The proposed measures are more a misguided reaction to the Tampa Bay Rays' aborted waterfront baseball stadium proposal in 2008 than thoughtful public policy. Wisely, the commission so far has rejected an even more draconian ballot measure proposed by stadium opponents that would require voter approval of any public project costing more than $100 million.
But the remaining two proposed provisions — dubbed Amendments KK and LL — are also solutions in search of a problem. With few voter-approved exceptions, the city charter already forbids leasing any waterfront property to a private entity for more than three years in commercial areas or five years in residential areas. Any longer leases must be approved by voters, which reasonably limits what can be built since most situations would require longer-term leases. For example, voters in 2004 agreed to grant the Dalí Museum a 99-year lease on the land cleared after the Bayfront Center arena was demolished.
But those current protections haven't stopped the commission — a nine-member citizen group appointed by the City Council and mayor once a decade — from considering further hurdles to reasonable improvements in the city's core.

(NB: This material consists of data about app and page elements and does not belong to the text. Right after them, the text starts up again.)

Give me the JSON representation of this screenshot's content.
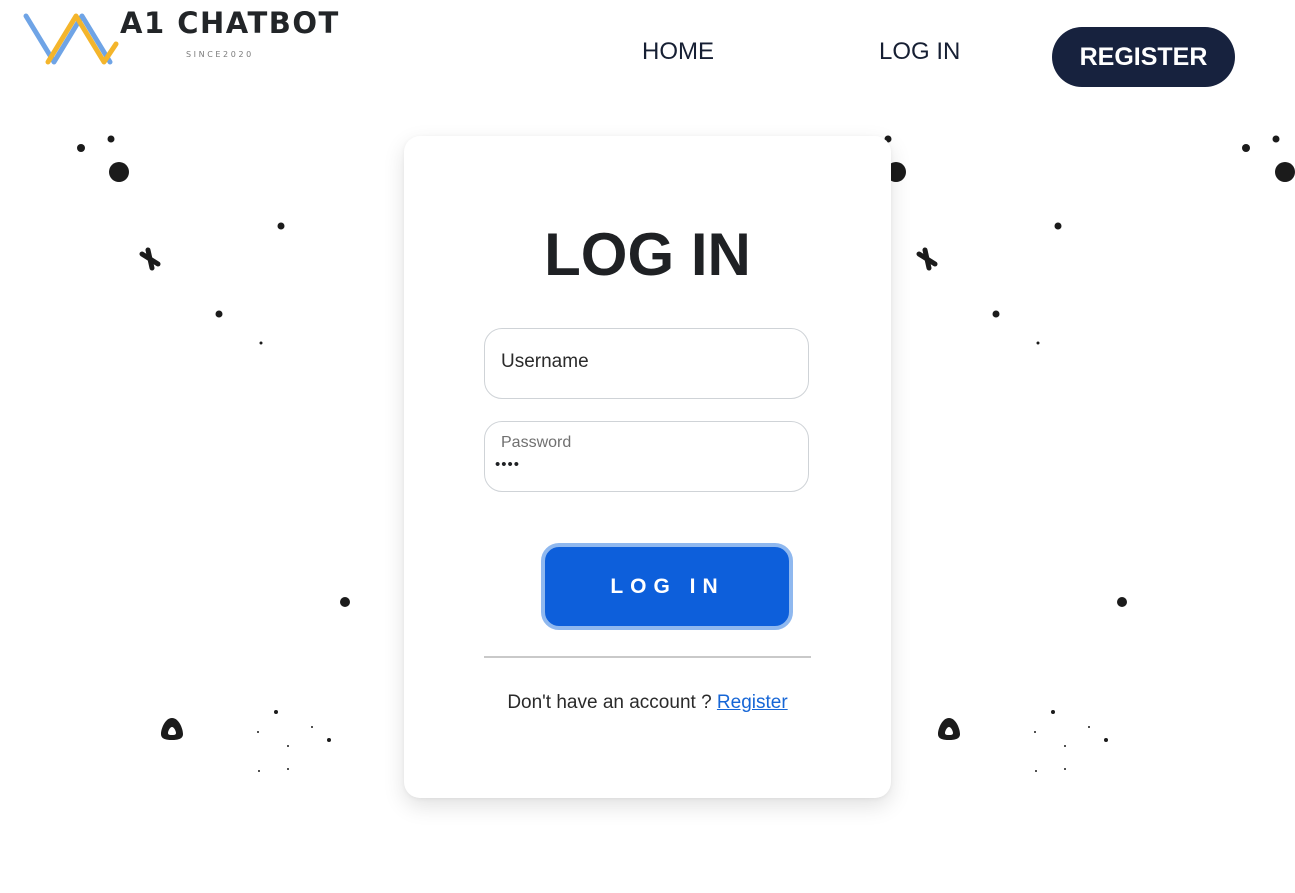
{
  "brand": {
    "name": "A1 CHATBOT",
    "tagline": "SINCE2020",
    "logo_icon": "a1-chatbot-logo-icon",
    "logo_colors": [
      "#6fa4e6",
      "#f4b52b"
    ]
  },
  "nav": {
    "home_label": "HOME",
    "login_label": "LOG IN",
    "register_label": "REGISTER"
  },
  "login_form": {
    "title": "LOG IN",
    "username_placeholder": "Username",
    "username_value": "",
    "password_label": "Password",
    "password_value": "••••",
    "submit_label": "LOG IN",
    "signup_prompt": "Don't have an account ?",
    "signup_link": "Register"
  },
  "colors": {
    "nav_register_bg": "#17223e",
    "submit_bg": "#0d5fdb",
    "submit_focus_ring": "#8fb8ef",
    "link": "#1666d6"
  },
  "decorations": {
    "icon": "sparkle-dots-decoration"
  }
}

The commission is considering asking voters to amend the charter to require a voter referendum before building a specific list of facilities on waterfront city land: professional sports facilities, convention centers, museums, theaters, performing arts centers, parking garages and unrelated office buildings or retail space.
In practical terms, voters already have the power to block such projects. For example, city leaders could end up embracing a Pier redevelopment plan that would include buildings on the land between the Pier and Bayshore Drive — a scheme consultants have deemed key to ensuring a new Pier draws more visitors than the outdated inverted pyramid. Yet, any major facility on that land is likely to require long-term leases, triggering a referendum as already required in the charter.
The entire impetus for these proposed amendments — the Rays' failed plan for Al Lang Field — also would have required voter approval under the charter. And the city's foreseeable finances all but assure that any major facility built on city-owned waterfront property will require private partners. Those partners will need a long-term lease to recoup their investment, which voters will have to approve.
Should city officials find a way to publicly finance such a big project on the waterfront that doesn't pass public muster, they also risk political suicide. After all, for more than a century, the greatest protector of the waterfront has been city residents. And they have often agreed to reinvestment, such as authorizing 25-year leases to revitalize Albert Whitted Airport. More restrictions, especially ones that single out specific types of projects, are not necessary and would limit creative alternatives to enhancing the waterfront and the city.
At 6 p.m. Monday, the commission will hold a public hearing at St. Petersburg City Hall to discuss these amendments and others. These particular protections for the waterfront are not necessary, and they should not make the ballot.